## Exercise materials
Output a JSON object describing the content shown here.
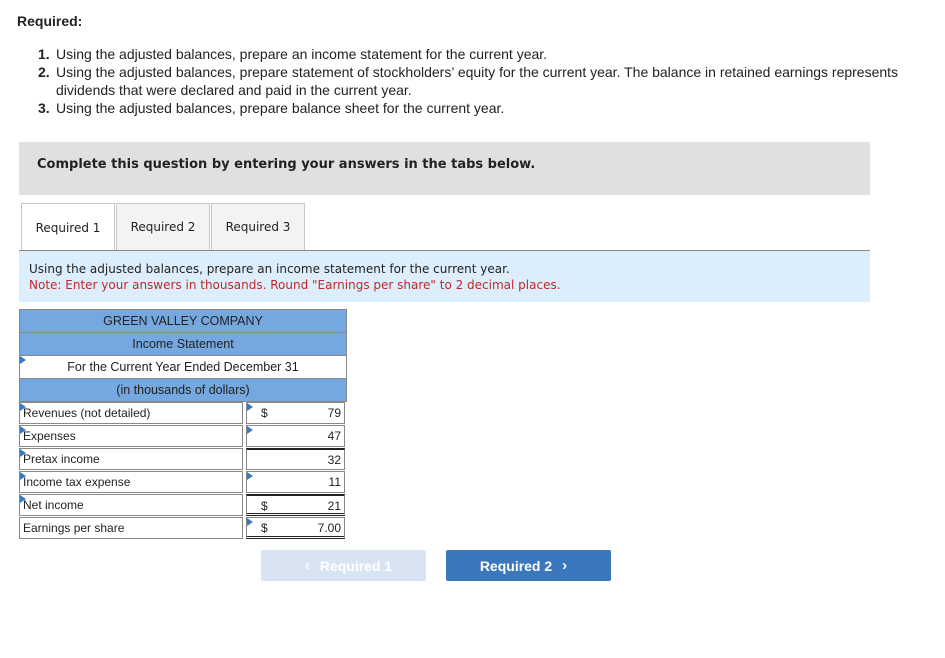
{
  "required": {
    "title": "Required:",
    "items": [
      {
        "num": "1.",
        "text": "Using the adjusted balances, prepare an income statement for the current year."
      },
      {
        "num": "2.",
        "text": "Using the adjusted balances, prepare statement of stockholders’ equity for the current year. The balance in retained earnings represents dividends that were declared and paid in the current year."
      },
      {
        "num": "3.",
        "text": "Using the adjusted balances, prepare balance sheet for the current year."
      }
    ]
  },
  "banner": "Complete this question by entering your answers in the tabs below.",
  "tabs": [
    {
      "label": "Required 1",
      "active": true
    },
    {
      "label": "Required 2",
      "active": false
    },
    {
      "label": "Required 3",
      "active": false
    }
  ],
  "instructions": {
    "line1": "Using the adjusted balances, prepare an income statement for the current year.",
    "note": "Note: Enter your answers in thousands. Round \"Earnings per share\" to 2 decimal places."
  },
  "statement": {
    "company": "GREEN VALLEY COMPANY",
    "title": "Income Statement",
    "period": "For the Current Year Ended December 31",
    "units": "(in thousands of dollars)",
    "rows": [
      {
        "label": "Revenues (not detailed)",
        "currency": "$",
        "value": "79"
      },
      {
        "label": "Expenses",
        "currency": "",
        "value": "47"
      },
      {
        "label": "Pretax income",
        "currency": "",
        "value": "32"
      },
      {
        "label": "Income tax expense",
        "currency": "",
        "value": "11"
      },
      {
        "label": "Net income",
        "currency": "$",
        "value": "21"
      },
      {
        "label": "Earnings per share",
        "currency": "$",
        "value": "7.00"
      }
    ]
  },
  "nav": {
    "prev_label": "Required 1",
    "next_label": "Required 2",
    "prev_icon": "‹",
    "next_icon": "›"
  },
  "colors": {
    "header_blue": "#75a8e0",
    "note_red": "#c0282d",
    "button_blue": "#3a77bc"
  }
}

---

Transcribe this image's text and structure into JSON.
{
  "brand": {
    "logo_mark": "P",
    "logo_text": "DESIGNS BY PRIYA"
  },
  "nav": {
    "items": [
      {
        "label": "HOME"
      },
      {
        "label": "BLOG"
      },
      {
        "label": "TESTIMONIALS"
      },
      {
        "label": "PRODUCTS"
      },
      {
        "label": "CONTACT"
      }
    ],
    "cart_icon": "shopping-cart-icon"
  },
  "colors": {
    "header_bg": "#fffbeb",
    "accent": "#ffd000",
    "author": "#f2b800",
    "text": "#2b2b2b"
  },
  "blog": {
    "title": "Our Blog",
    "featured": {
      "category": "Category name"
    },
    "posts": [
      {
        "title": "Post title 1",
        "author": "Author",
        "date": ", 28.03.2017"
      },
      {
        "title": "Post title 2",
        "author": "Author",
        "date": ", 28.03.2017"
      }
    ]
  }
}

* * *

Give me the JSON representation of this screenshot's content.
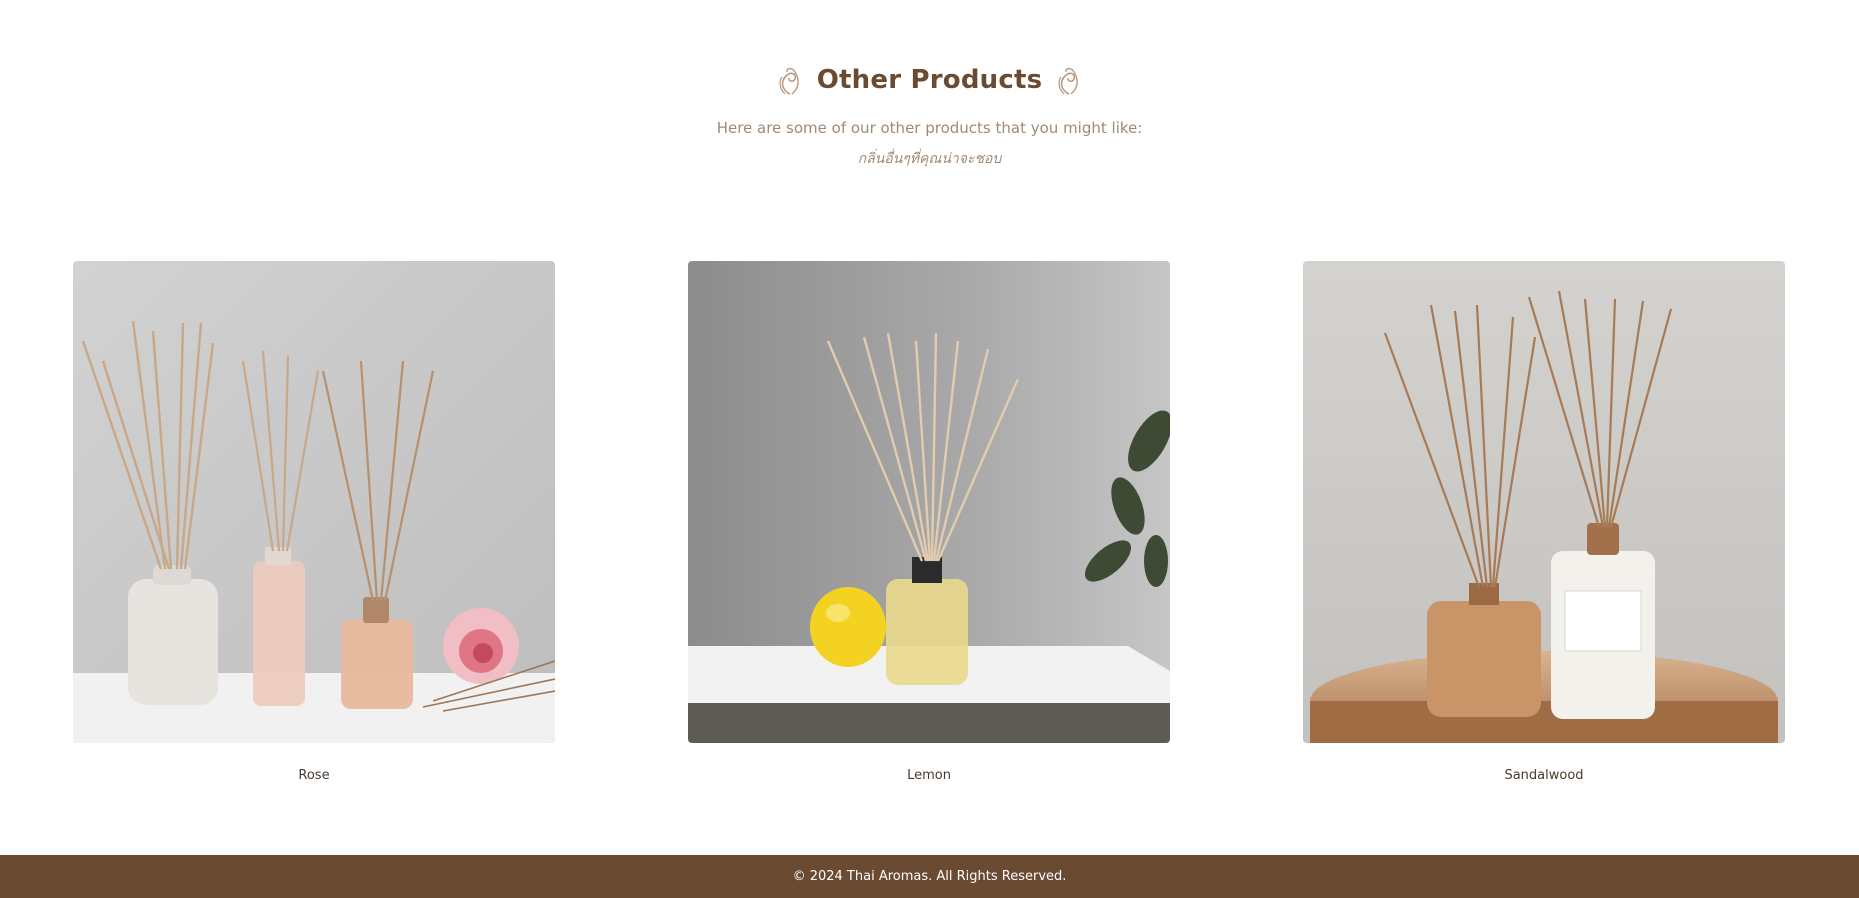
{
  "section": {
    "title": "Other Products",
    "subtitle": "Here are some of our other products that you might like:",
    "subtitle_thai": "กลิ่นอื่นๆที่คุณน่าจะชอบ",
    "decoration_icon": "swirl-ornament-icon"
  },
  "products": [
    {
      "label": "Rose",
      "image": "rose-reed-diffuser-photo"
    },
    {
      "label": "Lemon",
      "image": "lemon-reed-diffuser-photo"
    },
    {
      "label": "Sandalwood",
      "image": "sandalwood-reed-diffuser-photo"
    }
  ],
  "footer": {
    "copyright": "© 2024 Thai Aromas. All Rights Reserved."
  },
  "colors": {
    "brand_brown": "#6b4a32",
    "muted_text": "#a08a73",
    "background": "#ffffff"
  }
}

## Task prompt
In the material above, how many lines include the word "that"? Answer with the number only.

## Task answer
2